As hunters, warriors, herders and farmers, the Teutonic tribes did not share in the advanced state of knowledge and literacy other cultures, such as the Phoenicians, Greeks, and Etruscans, were exhibiting. Only the most educated and elevated of the tribes people, such as priests, tribal chiefs and magicians were believed to possess the phonetic knowledge of writing with the Runes. For the general populace, the world in which they lived and the forces which effected their lives were sheathed in a great deal of mystery. In fact, many of the Rune relics discovered bear no words, only the symbolic pictographs. One did not have to be literate to well understand the meanings of each Rune, and translate them into a form of visual language.
The word “Rune,” itself, holds the root meaning of a secret, a whisper, a mystery. By connecting with what were considered sacred symbols, the Teutonic tribes connected with the powerful higher forces which affected their lives, their world and their future. Understanding that their personal and communal actions and interactions affected their lives and their destinies, the Runic pictographs served them as intuitive triggers, components of a strongly oracular system for gaining knowledge and guidance from the Universal Forces, or Higher Consciousness, that ruled their existence.
In later times, a 25th Rune, a blank Rune, came into use. Indicative of concealing a mystery, it symbolized an increased understanding of the degree to which an individual bears the ultimate responsibility for their own fate and the concomitant concept that less of their circumstances and progress rested in the hands of the gods.
The Elder Futhark Runic Alphabet, when used as an intuitive oracular system, operates on the fundamental philosophy that life is comprised from events in progress and from one’s self in constant evolution and development. There is little room for the concept of helplessness. Consulting with the Runes, through pertinent questions, enables one to better understand the dynamics of their circumstances, and then, receive the guidance, creative counsel and wisdom to enable them to move forward to a better future.
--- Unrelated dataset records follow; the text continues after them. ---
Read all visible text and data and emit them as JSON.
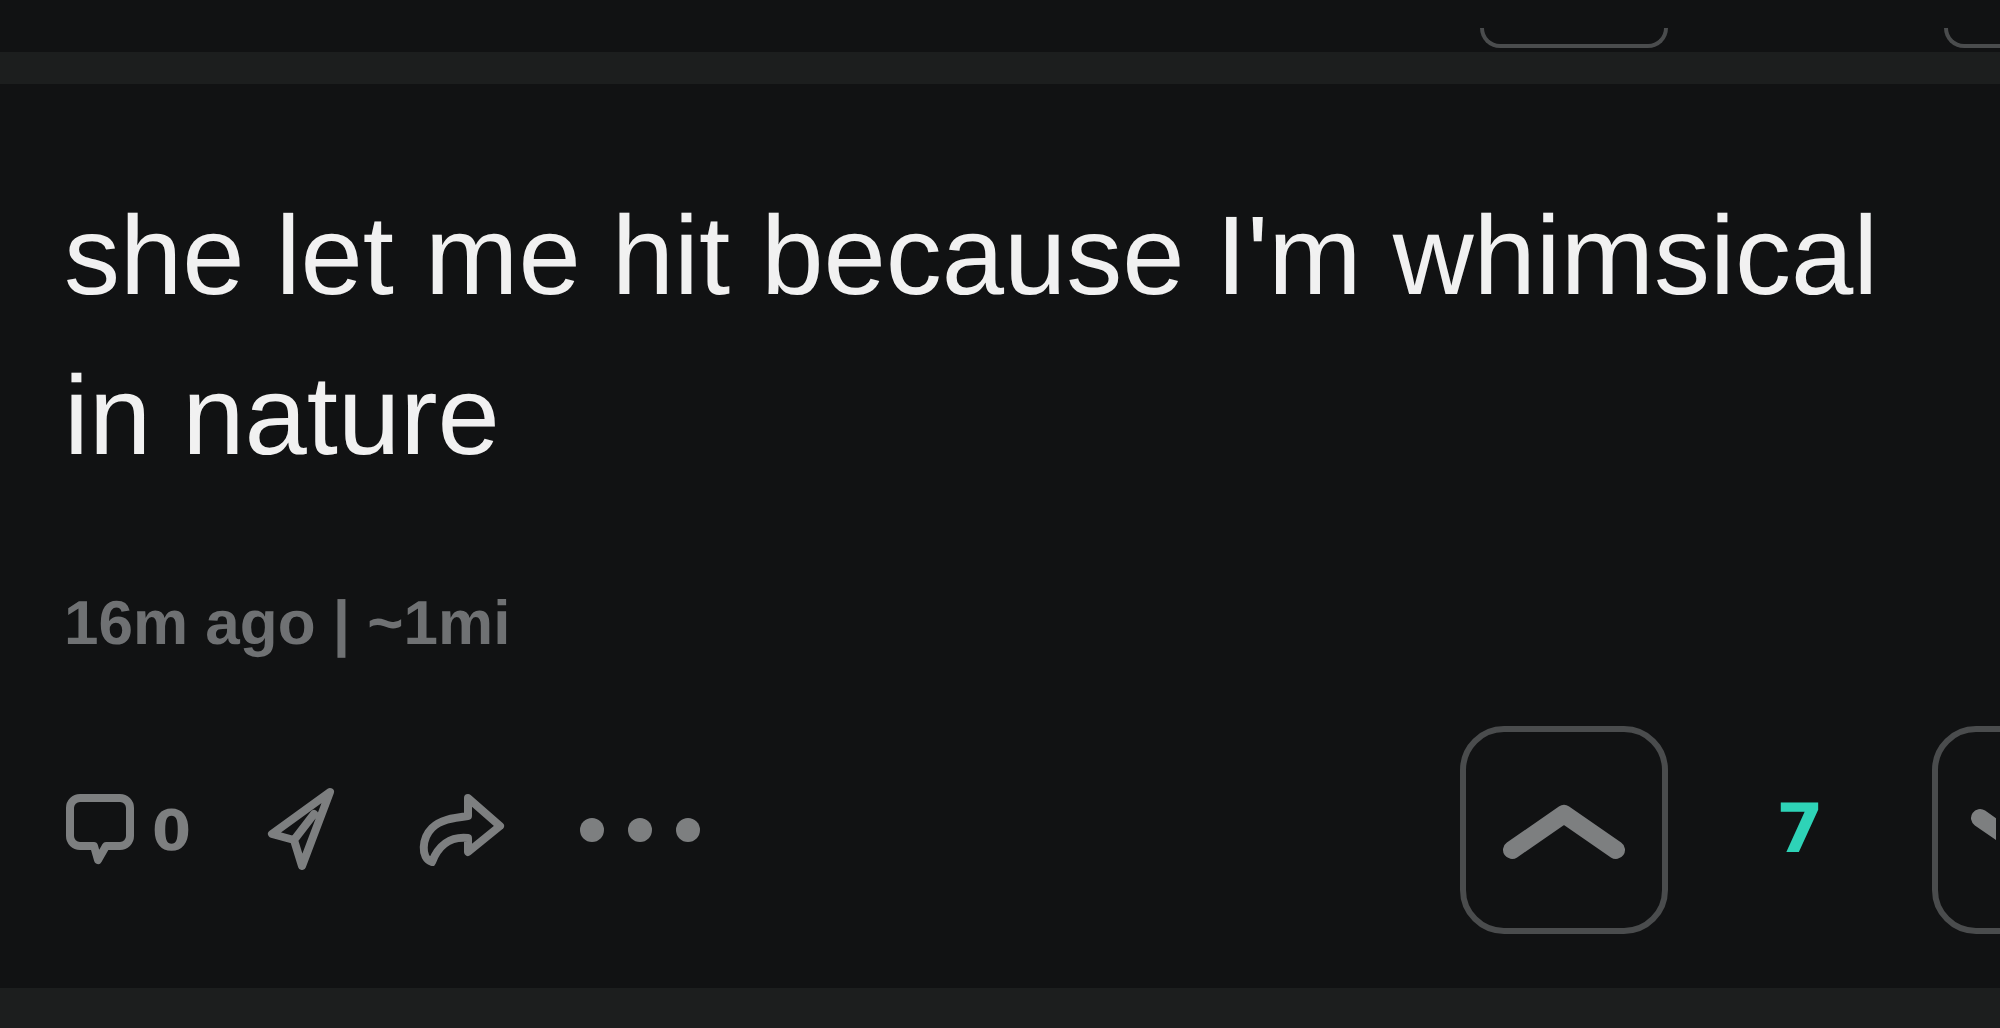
{
  "post": {
    "text": "she let me hit because I'm whimsical in nature",
    "meta": "16m ago | ~1mi",
    "comment_count": "0",
    "score": "7",
    "upvoted": false,
    "downvoted": false
  }
}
In the old Norse poem, the Eddic, Havamal, Odin describes how, hung head downward on the great ash tree that binds together earth, heaven and hell, the sacred Yggdrasill tree, he came to the Runes. It is a story of evolution, depicting the death of the mundane self rebirthing into a higher self. In contemporary terminology, Odin elected to move out of his comfort zone, tap into the knowledge of universal consciousness, utilize the knowledge gained, conceive of new ideas and approaches and launch them into action.
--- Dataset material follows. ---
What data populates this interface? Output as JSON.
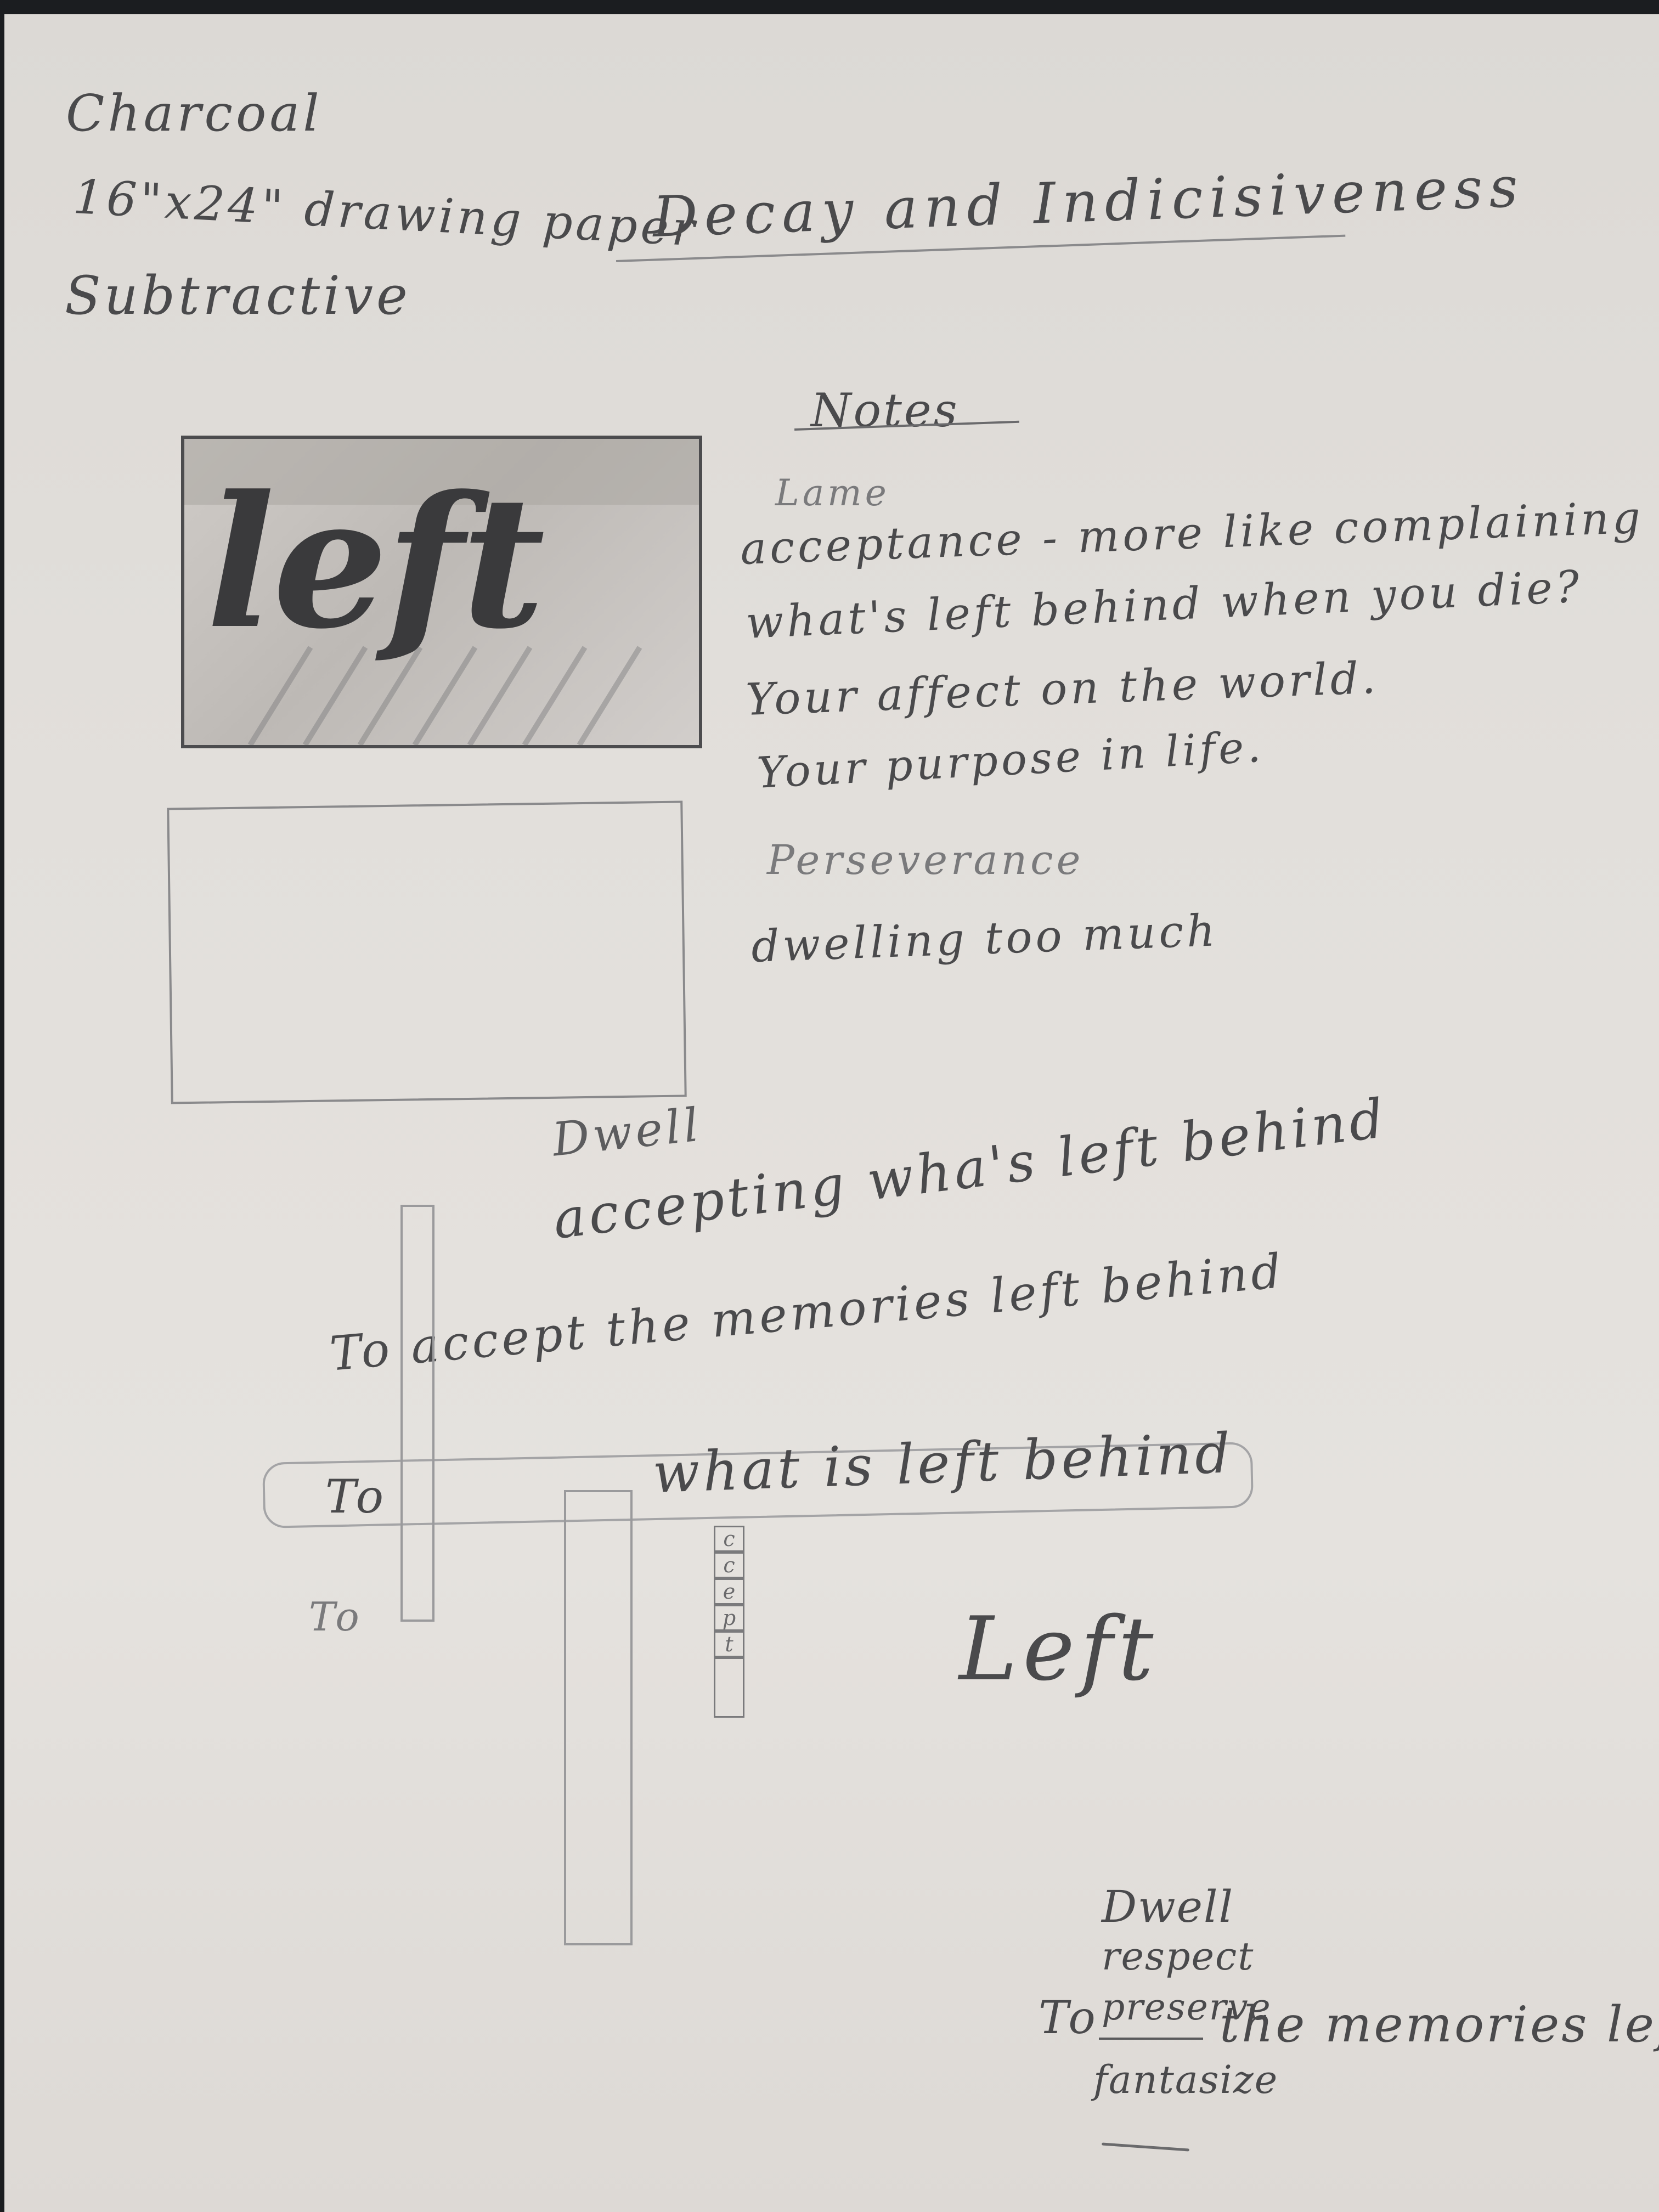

I trow that I hung on
the windy tree,
None gave me
INTUITIVE RUNE CONSULTATION